Repeat each line of the data below exactly, but skip the pictures.

BEGIN Exercise material

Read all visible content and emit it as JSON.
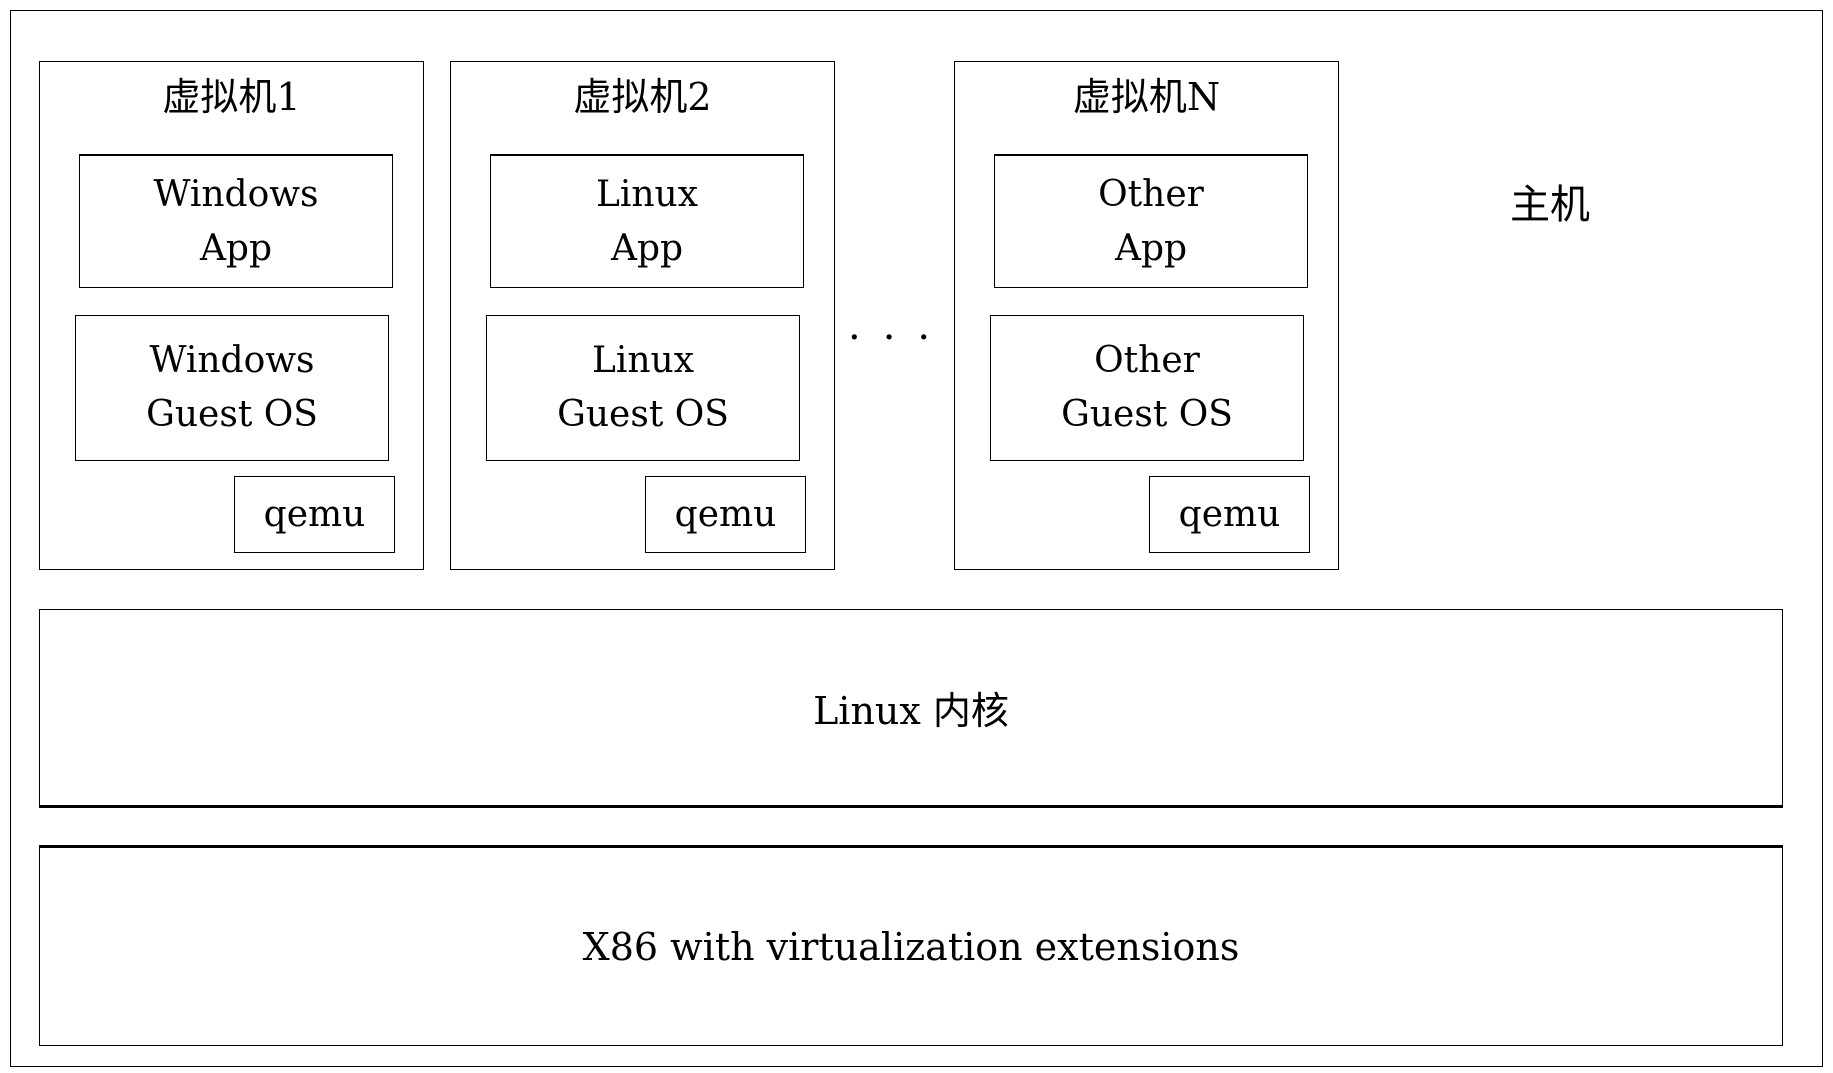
{
  "host_label": "主机",
  "ellipsis": "···",
  "vms": [
    {
      "title": "虚拟机1",
      "app": "Windows\nApp",
      "os": "Windows\nGuest OS",
      "emulator": "qemu"
    },
    {
      "title": "虚拟机2",
      "app": "Linux\nApp",
      "os": "Linux\nGuest OS",
      "emulator": "qemu"
    },
    {
      "title": "虚拟机N",
      "app": "Other\nApp",
      "os": "Other\nGuest OS",
      "emulator": "qemu"
    }
  ],
  "kernel_label": "Linux 内核",
  "hardware_label": "X86 with virtualization extensions"
}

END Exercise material

Exercise result:
Read all visible content and emit it as JSON.
{
  "host_label": "主机",
  "ellipsis": "···",
  "vms": [
    {
      "title": "虚拟机1",
      "app": "Windows\nApp",
      "os": "Windows\nGuest OS",
      "emulator": "qemu"
    },
    {
      "title": "虚拟机2",
      "app": "Linux\nApp",
      "os": "Linux\nGuest OS",
      "emulator": "qemu"
    },
    {
      "title": "虚拟机N",
      "app": "Other\nApp",
      "os": "Other\nGuest OS",
      "emulator": "qemu"
    }
  ],
  "kernel_label": "Linux 内核",
  "hardware_label": "X86 with virtualization extensions"
}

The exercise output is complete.